Citation: Gong F, Wu X and Wang W (2015) Diversity and function of maize pollen coat proteins: from biochemistry to proteomics. Front. Plant Sci. 6:199. doi: 10.3389/fpls.2015.00199

Received: 29 December 2014; Paper pending published: 16 February 2015;
Accepted: 12 March 2015; Published online: 30 March 2015.

Edited by:

Silvia Mazzuca, Università della Calabria, Italy

Reviewed by:

Giampiero Cai, Università degli Studi di Siena, Italy
Stefano Del Duca, University of Bologna, Italy

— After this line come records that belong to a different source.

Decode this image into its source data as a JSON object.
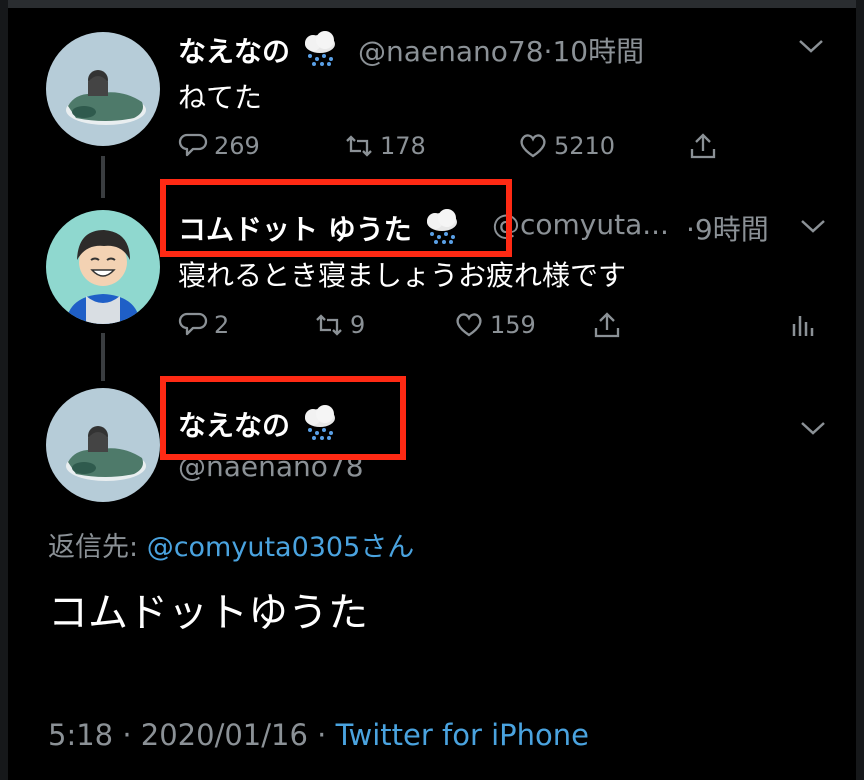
{
  "tweet1": {
    "name": "なえなの",
    "handle": "@naenano78",
    "dot": "·",
    "time": "10時間",
    "text": "ねてた",
    "replies": "269",
    "retweets": "178",
    "likes": "5210"
  },
  "tweet2": {
    "name": "コムドット ゆうた",
    "handle": "@comyuta...",
    "dot": "·",
    "time": "9時間",
    "text": "寝れるとき寝ましょうお疲れ様です",
    "replies": "2",
    "retweets": "9",
    "likes": "159"
  },
  "tweet3": {
    "name": "なえなの",
    "handle": "@naenano78",
    "reply_label": "返信先: ",
    "reply_mention": "@comyuta0305さん",
    "text": "コムドットゆうた",
    "time": "5:18",
    "sep1": " · ",
    "date": "2020/01/16",
    "sep2": " · ",
    "source": "Twitter for iPhone"
  },
  "colors": {
    "background": "#000000",
    "link": "#4aa3df",
    "muted": "#8b9196",
    "highlight_box": "#ff2a14"
  },
  "icons": {
    "reply": "reply-icon",
    "retweet": "retweet-icon",
    "like": "heart-icon",
    "share": "share-icon",
    "analytics": "analytics-icon",
    "more": "chevron-down-icon",
    "emoji": "rain-cloud-icon"
  }
}
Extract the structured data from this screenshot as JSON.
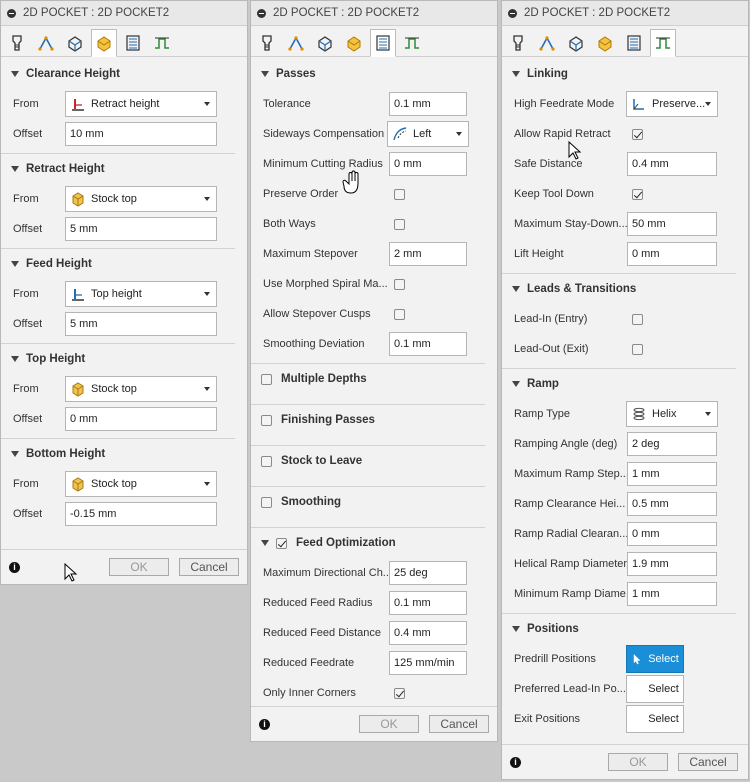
{
  "icons": {
    "tabs": [
      "tool-tab-icon",
      "geometry-tab-icon",
      "heights-tab-icon",
      "passes-tab-icon",
      "linking-tab-icon",
      "post-tab-icon"
    ]
  },
  "dialog1": {
    "title": "2D POCKET : 2D POCKET2",
    "active_tab": 3,
    "sections": [
      {
        "title": "Clearance Height",
        "from_label": "From",
        "from_value": "Retract height",
        "from_icon": "retract-height-icon",
        "offset_label": "Offset",
        "offset_value": "10 mm"
      },
      {
        "title": "Retract Height",
        "from_label": "From",
        "from_value": "Stock top",
        "from_icon": "stock-top-icon",
        "offset_label": "Offset",
        "offset_value": "5 mm"
      },
      {
        "title": "Feed Height",
        "from_label": "From",
        "from_value": "Top height",
        "from_icon": "top-height-icon",
        "offset_label": "Offset",
        "offset_value": "5 mm"
      },
      {
        "title": "Top Height",
        "from_label": "From",
        "from_value": "Stock top",
        "from_icon": "stock-top-icon",
        "offset_label": "Offset",
        "offset_value": "0 mm"
      },
      {
        "title": "Bottom Height",
        "from_label": "From",
        "from_value": "Stock top",
        "from_icon": "stock-top-icon",
        "offset_label": "Offset",
        "offset_value": "-0.15 mm"
      }
    ],
    "ok_label": "OK",
    "cancel_label": "Cancel"
  },
  "dialog2": {
    "title": "2D POCKET : 2D POCKET2",
    "passes": {
      "title": "Passes",
      "tolerance_label": "Tolerance",
      "tolerance_value": "0.1 mm",
      "sideways_label": "Sideways Compensation",
      "sideways_value": "Left",
      "min_radius_label": "Minimum Cutting Radius",
      "min_radius_value": "0 mm",
      "preserve_order_label": "Preserve Order",
      "preserve_order_checked": false,
      "both_ways_label": "Both Ways",
      "both_ways_checked": false,
      "max_stepover_label": "Maximum Stepover",
      "max_stepover_value": "2 mm",
      "morphed_label": "Use Morphed Spiral Ma...",
      "morphed_checked": false,
      "cusps_label": "Allow Stepover Cusps",
      "cusps_checked": false,
      "smoothing_dev_label": "Smoothing Deviation",
      "smoothing_dev_value": "0.1 mm"
    },
    "multiple_depths": "Multiple Depths",
    "finishing_passes": "Finishing Passes",
    "stock_to_leave": "Stock to Leave",
    "smoothing": "Smoothing",
    "feed_opt": {
      "title": "Feed Optimization",
      "checked": true,
      "max_dir_label": "Maximum Directional Ch...",
      "max_dir_value": "25 deg",
      "red_radius_label": "Reduced Feed Radius",
      "red_radius_value": "0.1 mm",
      "red_dist_label": "Reduced Feed Distance",
      "red_dist_value": "0.4 mm",
      "red_feed_label": "Reduced Feedrate",
      "red_feed_value": "125 mm/min",
      "inner_label": "Only Inner Corners",
      "inner_checked": true
    },
    "ok_label": "OK",
    "cancel_label": "Cancel"
  },
  "dialog3": {
    "title": "2D POCKET : 2D POCKET2",
    "linking": {
      "title": "Linking",
      "hf_mode_label": "High Feedrate Mode",
      "hf_mode_value": "Preserve...",
      "rapid_label": "Allow Rapid Retract",
      "rapid_checked": true,
      "safe_label": "Safe Distance",
      "safe_value": "0.4 mm",
      "keep_label": "Keep Tool Down",
      "keep_checked": true,
      "stay_label": "Maximum Stay-Down...",
      "stay_value": "50 mm",
      "lift_label": "Lift Height",
      "lift_value": "0 mm"
    },
    "leads": {
      "title": "Leads & Transitions",
      "in_label": "Lead-In (Entry)",
      "in_checked": false,
      "out_label": "Lead-Out (Exit)",
      "out_checked": false
    },
    "ramp": {
      "title": "Ramp",
      "type_label": "Ramp Type",
      "type_value": "Helix",
      "angle_label": "Ramping Angle (deg)",
      "angle_value": "2 deg",
      "max_step_label": "Maximum Ramp Step...",
      "max_step_value": "1 mm",
      "clear_label": "Ramp Clearance Hei...",
      "clear_value": "0.5 mm",
      "radial_label": "Ramp Radial Clearan...",
      "radial_value": "0 mm",
      "helical_label": "Helical Ramp Diameter",
      "helical_value": "1.9 mm",
      "min_diam_label": "Minimum Ramp Diame...",
      "min_diam_value": "1 mm"
    },
    "positions": {
      "title": "Positions",
      "predrill_label": "Predrill Positions",
      "preferred_label": "Preferred Lead-In Po...",
      "exit_label": "Exit Positions",
      "select_label": "Select"
    },
    "ok_label": "OK",
    "cancel_label": "Cancel"
  }
}
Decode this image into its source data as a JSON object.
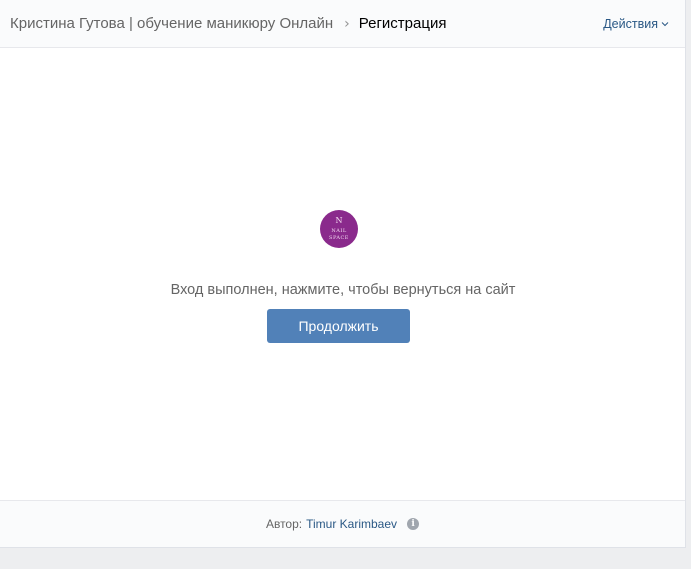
{
  "header": {
    "breadcrumb_parent": "Кристина Гутова | обучение маникюру Онлайн",
    "breadcrumb_separator": "›",
    "breadcrumb_current": "Регистрация",
    "actions_label": "Действия"
  },
  "main": {
    "logo": {
      "text_top": "N",
      "text_mid": "NAIL",
      "text_bottom": "SPACE",
      "background": "#8a2a8c"
    },
    "message": "Вход выполнен, нажмите, чтобы вернуться на сайт",
    "continue_label": "Продолжить"
  },
  "footer": {
    "author_prefix": "Автор:",
    "author_name": "Timur Karimbaev",
    "info_icon": "i"
  },
  "colors": {
    "accent": "#5181b8",
    "link": "#2a5885",
    "page_bg": "#edeef0"
  }
}
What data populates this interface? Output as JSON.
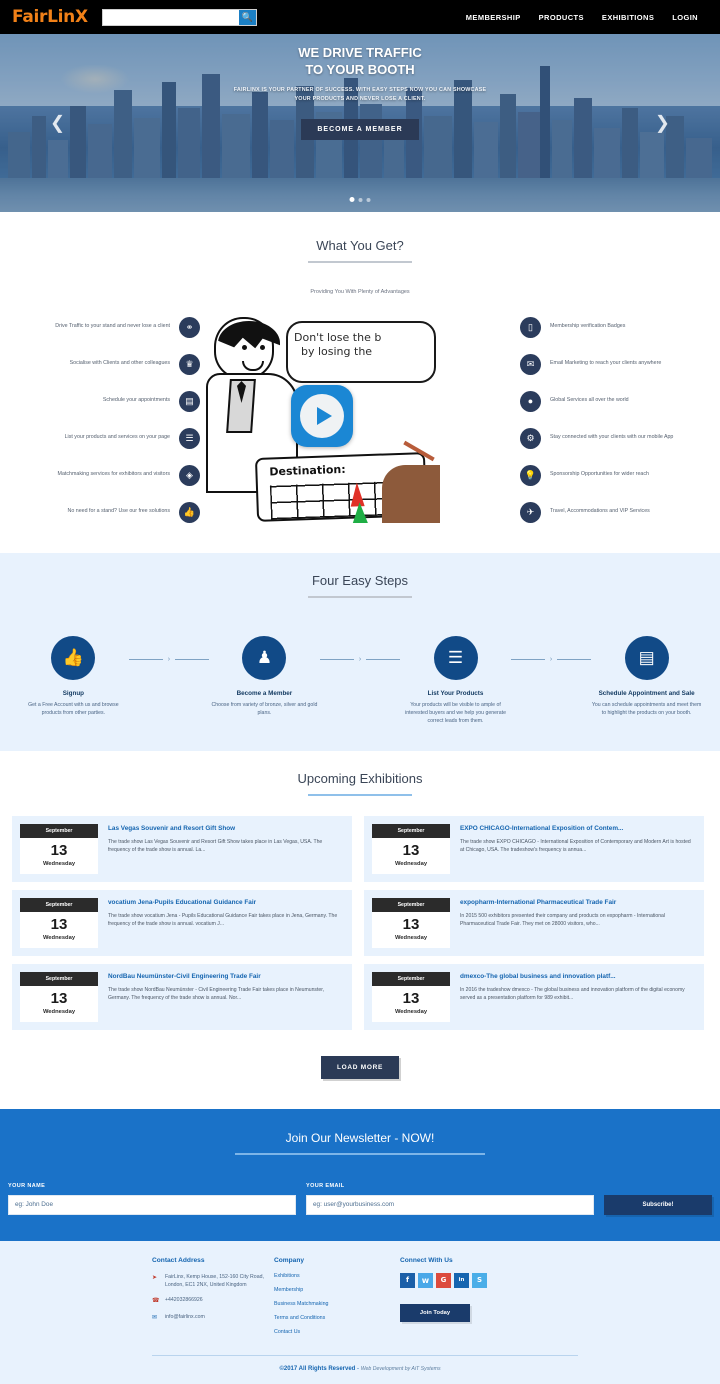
{
  "header": {
    "logo": "FairLinX",
    "search_placeholder": "",
    "search_value": "",
    "search_icon": "search-icon",
    "nav": [
      {
        "label": "MEMBERSHIP"
      },
      {
        "label": "PRODUCTS"
      },
      {
        "label": "EXHIBITIONS"
      },
      {
        "label": "LOGIN"
      }
    ]
  },
  "hero": {
    "title_line1": "WE DRIVE TRAFFIC",
    "title_line2": "TO YOUR BOOTH",
    "subtitle": "FAIRLINX IS YOUR PARTNER OF SUCCESS. WITH EASY STEPS NOW YOU CAN SHOWCASE YOUR PRODUCTS AND NEVER LOSE A CLIENT.",
    "cta": "BECOME A MEMBER",
    "prev_icon": "chevron-left-icon",
    "next_icon": "chevron-right-icon",
    "slides": 3,
    "active_slide": 1
  },
  "what_you_get": {
    "title": "What You Get?",
    "subtitle": "Providing You With Plenty of Advantages",
    "left_features": [
      {
        "text": "Drive Traffic to your stand and never lose a client",
        "icon": "share-nodes-icon",
        "glyph": "⚭"
      },
      {
        "text": "Socialise with Clients and other colleagues",
        "icon": "users-group-icon",
        "glyph": "♛"
      },
      {
        "text": "Schedule your appointments",
        "icon": "calendar-icon",
        "glyph": "▤"
      },
      {
        "text": "List your products and services on your page",
        "icon": "list-icon",
        "glyph": "☰"
      },
      {
        "text": "Matchmaking services for exhibitors and visitors",
        "icon": "handshake-icon",
        "glyph": "◈"
      },
      {
        "text": "No need for a stand? Use our free solutions",
        "icon": "thumbs-up-icon",
        "glyph": "☝"
      }
    ],
    "right_features": [
      {
        "text": "Membership verification Badges",
        "icon": "badge-icon",
        "glyph": "▯"
      },
      {
        "text": "Email Marketing to reach your clients anywhere",
        "icon": "envelope-icon",
        "glyph": "✉"
      },
      {
        "text": "Global Services all over the world",
        "icon": "globe-icon",
        "glyph": "●"
      },
      {
        "text": "Stay connected with your clients with our mobile App",
        "icon": "mobile-app-icon",
        "glyph": "⚙"
      },
      {
        "text": "Sponsorship Opportunities for wider reach",
        "icon": "lightbulb-icon",
        "glyph": "Ὂ1"
      },
      {
        "text": "Travel, Accommodations and VIP Services",
        "icon": "plane-icon",
        "glyph": "✈"
      }
    ],
    "video": {
      "bubble_line1": "Don't lose the b",
      "bubble_line2": "by losing the",
      "card_label": "Destination:",
      "play_icon": "play-button-icon"
    }
  },
  "steps_section": {
    "title": "Four Easy Steps",
    "steps": [
      {
        "name": "Signup",
        "desc": "Get a Free Account with us and browse products from other parties.",
        "icon": "thumbs-up-icon",
        "glyph": "☝"
      },
      {
        "name": "Become a Member",
        "desc": "Choose from variety of bronze, silver and gold plans.",
        "icon": "user-icon",
        "glyph": "♟"
      },
      {
        "name": "List Your Products",
        "desc": "Your products will be visible to ample of interested buyers and we help you generate correct leads from them.",
        "icon": "list-icon",
        "glyph": "☰"
      },
      {
        "name": "Schedule Appointment and Sale",
        "desc": "You can schedule appointments and meet them to highlight the products on your booth.",
        "icon": "calendar-icon",
        "glyph": "▤"
      }
    ],
    "connector_icon": "chevron-right-icon"
  },
  "exhibitions": {
    "title": "Upcoming Exhibitions",
    "load_more": "LOAD MORE",
    "items": [
      {
        "month": "September",
        "day": "13",
        "weekday": "Wednesday",
        "title": "Las Vegas Souvenir and Resort Gift Show",
        "desc": "The trade show Las Vegas Souvenir and Resort Gift Show takes place in Las Vegas, USA. The frequency of the trade show is annual. La..."
      },
      {
        "month": "September",
        "day": "13",
        "weekday": "Wednesday",
        "title": "EXPO CHICAGO-International Exposition of Contem...",
        "desc": "The trade show EXPO CHICAGO - International Exposition of Contemporary and Modern Art is hosted at Chicago, USA. The tradeshow's frequency is annua..."
      },
      {
        "month": "September",
        "day": "13",
        "weekday": "Wednesday",
        "title": "vocatium Jena-Pupils Educational Guidance Fair",
        "desc": "The trade show vocatium Jena - Pupils Educational Guidance Fair takes place in Jena, Germany. The frequency of the trade show is annual. vocatium J..."
      },
      {
        "month": "September",
        "day": "13",
        "weekday": "Wednesday",
        "title": "expopharm-International Pharmaceutical Trade Fair",
        "desc": "In 2015 500 exhibitors presented their company and products on expopharm - International Pharmaceutical Trade Fair. They met on 28000 visitors, who..."
      },
      {
        "month": "September",
        "day": "13",
        "weekday": "Wednesday",
        "title": "NordBau Neumünster-Civil Engineering Trade Fair",
        "desc": "The trade show NordBau Neumünster - Civil Engineering Trade Fair takes place in Neumunster, Germany. The frequency of the trade show is annual. Nor..."
      },
      {
        "month": "September",
        "day": "13",
        "weekday": "Wednesday",
        "title": "dmexco-The global business and innovation platf...",
        "desc": "In 2016 the tradeshow dmexco - The global business and innovation platform of the digital economy served as a presentation platform for 989 exhibit..."
      }
    ]
  },
  "newsletter": {
    "title": "Join Our Newsletter - NOW!",
    "name_label": "YOUR NAME",
    "name_placeholder": "eg: John Doe",
    "email_label": "YOUR EMAIL",
    "email_placeholder": "eg: user@yourbusiness.com",
    "submit": "Subscribe!"
  },
  "footer": {
    "contact": {
      "title": "Contact Address",
      "address": "FairLinx, Kemp House, 152-160 City Road, London, EC1 2NX, United Kingdom",
      "phone": "+442032866926",
      "email": "info@fairlinx.com",
      "address_icon": "location-pin-icon",
      "phone_icon": "phone-icon",
      "email_icon": "envelope-icon"
    },
    "company": {
      "title": "Company",
      "links": [
        {
          "label": "Exhibitions"
        },
        {
          "label": "Membership"
        },
        {
          "label": "Business Matchmaking"
        },
        {
          "label": "Terms and Conditions"
        },
        {
          "label": "Contact Us"
        }
      ]
    },
    "connect": {
      "title": "Connect With Us",
      "socials": [
        {
          "name": "facebook-icon",
          "glyph": "f",
          "color": "#1b5fa8"
        },
        {
          "name": "twitter-icon",
          "glyph": "ᵥ",
          "color": "#4aa8e8"
        },
        {
          "name": "google-plus-icon",
          "glyph": "G",
          "color": "#dc4b3e"
        },
        {
          "name": "linkedin-icon",
          "glyph": "in",
          "color": "#1565b0"
        },
        {
          "name": "skype-icon",
          "glyph": "S",
          "color": "#4aaee8"
        }
      ],
      "join_button": "Join Today"
    },
    "copyright_main": "©2017 All Rights Reserved",
    "copyright_sep": " - ",
    "copyright_credit": "Web Development by AiT Systems"
  },
  "colors": {
    "brand_orange": "#f28118",
    "brand_blue": "#1a72c8",
    "dark_navy": "#2b3a56",
    "deep_blue": "#114a87",
    "light_blue_bg": "#e8f2fd"
  }
}
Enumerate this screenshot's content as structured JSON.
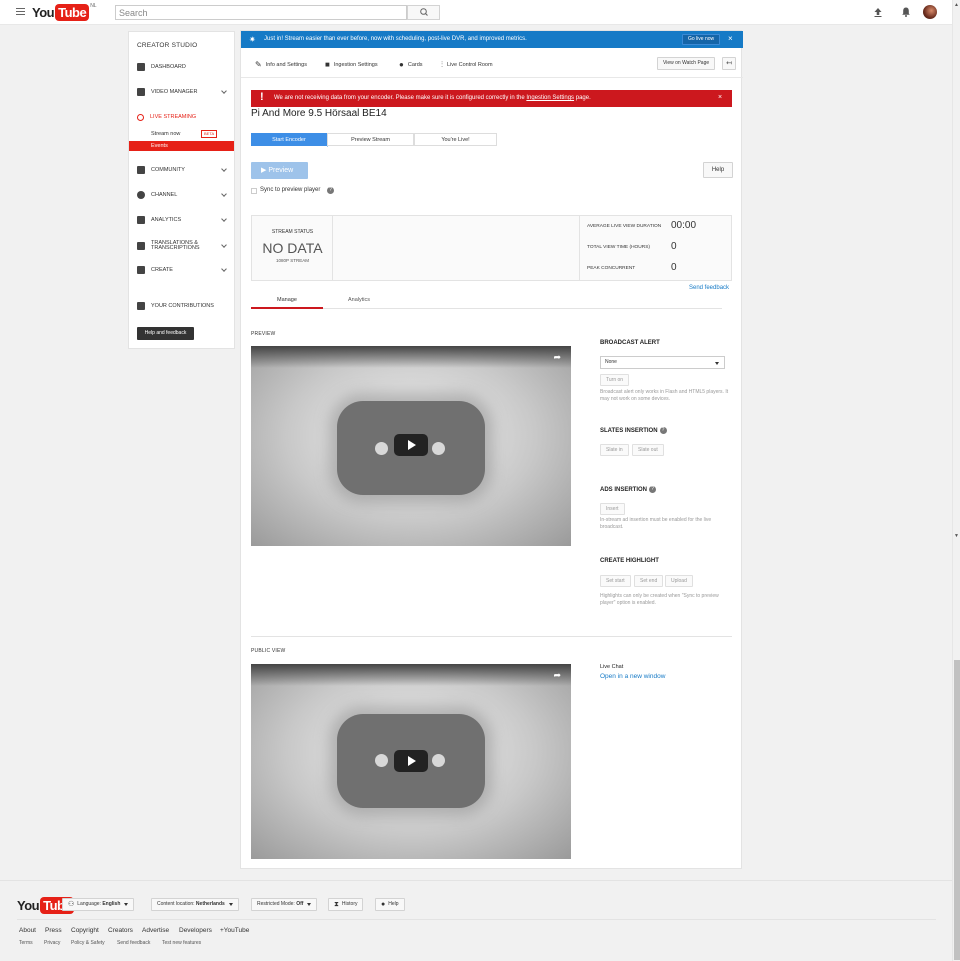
{
  "header": {
    "logo_you": "You",
    "logo_tube": "Tube",
    "logo_region": "NL",
    "search_placeholder": "Search"
  },
  "sidebar": {
    "title": "CREATOR STUDIO",
    "items": [
      {
        "label": "DASHBOARD"
      },
      {
        "label": "VIDEO MANAGER"
      },
      {
        "label": "LIVE STREAMING"
      },
      {
        "label": "COMMUNITY"
      },
      {
        "label": "CHANNEL"
      },
      {
        "label": "ANALYTICS"
      },
      {
        "label": "TRANSLATIONS &"
      },
      {
        "label": "TRANSCRIPTIONS"
      },
      {
        "label": "CREATE"
      },
      {
        "label": "YOUR CONTRIBUTIONS"
      }
    ],
    "sub_items": [
      {
        "label": "Stream now",
        "badge": "BETA"
      },
      {
        "label": "Events"
      }
    ],
    "help_button": "Help and feedback"
  },
  "announcement": {
    "text": "Just in! Stream easier than ever before, now with scheduling, post-live DVR, and improved metrics.",
    "button": "Go live now",
    "close": "×"
  },
  "toolbar": {
    "items": [
      {
        "label": "Info and Settings"
      },
      {
        "label": "Ingestion Settings"
      },
      {
        "label": "Cards"
      },
      {
        "label": "Live Control Room"
      }
    ],
    "view_watch": "View on Watch Page"
  },
  "error": {
    "text_before": "We are not receiving data from your encoder. Please make sure it is configured correctly in the ",
    "link": "Ingestion Settings",
    "text_after": " page.",
    "close": "×"
  },
  "stream": {
    "title": "Pi And More 9.5 Hörsaal BE14",
    "steps": [
      "Start Encoder",
      "Preview Stream",
      "You're Live!"
    ],
    "preview_button": "Preview",
    "help_button": "Help",
    "sync_label": "Sync to preview player"
  },
  "status": {
    "label": "STREAM STATUS",
    "value": "NO DATA",
    "resolution": "1080P STREAM",
    "stats": [
      {
        "label": "AVERAGE LIVE VIEW DURATION",
        "value": "00:00"
      },
      {
        "label": "TOTAL VIEW TIME (HOURS)",
        "value": "0"
      },
      {
        "label": "PEAK CONCURRENT",
        "value": "0"
      }
    ],
    "send_feedback": "Send feedback"
  },
  "tabs": [
    "Manage",
    "Analytics"
  ],
  "preview_section": {
    "label": "PREVIEW",
    "public_label": "PUBLIC VIEW"
  },
  "broadcast_alert": {
    "title": "BROADCAST ALERT",
    "selected": "None",
    "button": "Turn on",
    "note": "Broadcast alert only works in Flash and HTML5 players. It may not work on some devices."
  },
  "slates": {
    "title": "SLATES INSERTION",
    "buttons": [
      "Slate in",
      "Slate out"
    ]
  },
  "ads": {
    "title": "ADS INSERTION",
    "button": "Insert",
    "note": "In-stream ad insertion must be enabled for the live broadcast."
  },
  "highlight": {
    "title": "CREATE HIGHLIGHT",
    "buttons": [
      "Set start",
      "Set end",
      "Upload"
    ],
    "note": "Highlights can only be created when \"Sync to preview player\" option is enabled."
  },
  "live_chat": {
    "label": "Live Chat",
    "link": "Open in a new window"
  },
  "footer": {
    "language_prefix": "Language:",
    "language": "English",
    "location_prefix": "Content location:",
    "location": "Netherlands",
    "restricted_prefix": "Restricted Mode:",
    "restricted": "Off",
    "history": "History",
    "help": "Help",
    "links": [
      "About",
      "Press",
      "Copyright",
      "Creators",
      "Advertise",
      "Developers",
      "+YouTube"
    ],
    "small_links": [
      "Terms",
      "Privacy",
      "Policy & Safety",
      "Send feedback",
      "Test new features"
    ]
  },
  "colors": {
    "brand_red": "#e62117",
    "blue": "#167ac6",
    "error_red": "#cc181e"
  }
}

Copyright © 2015 Gong, Wu and Wang. This is an open-access article distributed under the terms of the Creative Commons Attribution License (CC BY). The use, distribution or reproduction in other forums is permitted, provided the original author(s) or licensor are credited and that the original publication in this journal is cited, in accordance with accepted academic practice. No use, distribution or reproduction is permitted which does not comply with these terms.

*Correspondence: Wei Wang, State Key Laboratory of Wheat and Maize Crop Science, Collaborative Innovation Center of Henan Grain Crops, College of Life Science, Henan Agricultural University, Zhengzhou 450002, China wangwei@henau.edu.cn